» **Exercise aim**:
Copy every line in the listing that contains "ritningar".

» **Information shown**:
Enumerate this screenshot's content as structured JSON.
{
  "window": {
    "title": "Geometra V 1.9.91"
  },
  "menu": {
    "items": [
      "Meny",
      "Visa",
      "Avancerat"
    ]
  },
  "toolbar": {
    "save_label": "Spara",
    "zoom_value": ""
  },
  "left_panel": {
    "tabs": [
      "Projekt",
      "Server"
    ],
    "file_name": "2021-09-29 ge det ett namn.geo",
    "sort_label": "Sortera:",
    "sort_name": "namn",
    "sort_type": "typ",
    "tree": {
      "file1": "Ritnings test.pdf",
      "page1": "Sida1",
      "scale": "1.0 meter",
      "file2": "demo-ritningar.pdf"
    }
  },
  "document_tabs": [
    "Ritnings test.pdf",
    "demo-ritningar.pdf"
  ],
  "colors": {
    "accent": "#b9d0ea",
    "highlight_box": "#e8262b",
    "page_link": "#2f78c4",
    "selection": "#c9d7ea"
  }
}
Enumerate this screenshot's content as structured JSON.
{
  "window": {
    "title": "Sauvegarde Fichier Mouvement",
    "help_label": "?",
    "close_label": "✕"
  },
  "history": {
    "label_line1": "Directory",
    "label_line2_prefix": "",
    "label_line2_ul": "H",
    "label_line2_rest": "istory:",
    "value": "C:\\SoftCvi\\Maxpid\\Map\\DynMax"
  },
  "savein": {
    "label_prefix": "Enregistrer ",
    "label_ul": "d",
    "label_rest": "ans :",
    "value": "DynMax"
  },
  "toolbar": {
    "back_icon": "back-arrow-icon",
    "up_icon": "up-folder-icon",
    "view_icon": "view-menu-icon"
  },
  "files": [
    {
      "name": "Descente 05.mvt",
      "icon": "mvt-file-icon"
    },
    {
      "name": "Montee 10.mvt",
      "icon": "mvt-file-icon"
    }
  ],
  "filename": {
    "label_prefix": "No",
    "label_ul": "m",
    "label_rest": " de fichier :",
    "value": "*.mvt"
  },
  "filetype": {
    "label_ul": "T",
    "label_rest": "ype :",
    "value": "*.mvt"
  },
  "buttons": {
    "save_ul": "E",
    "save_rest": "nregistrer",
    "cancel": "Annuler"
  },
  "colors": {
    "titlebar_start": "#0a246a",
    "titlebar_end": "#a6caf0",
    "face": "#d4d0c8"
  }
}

» **Answer**:
      "file2": "demo-ritningar.pdf"
    "demo-ritningar.pdf"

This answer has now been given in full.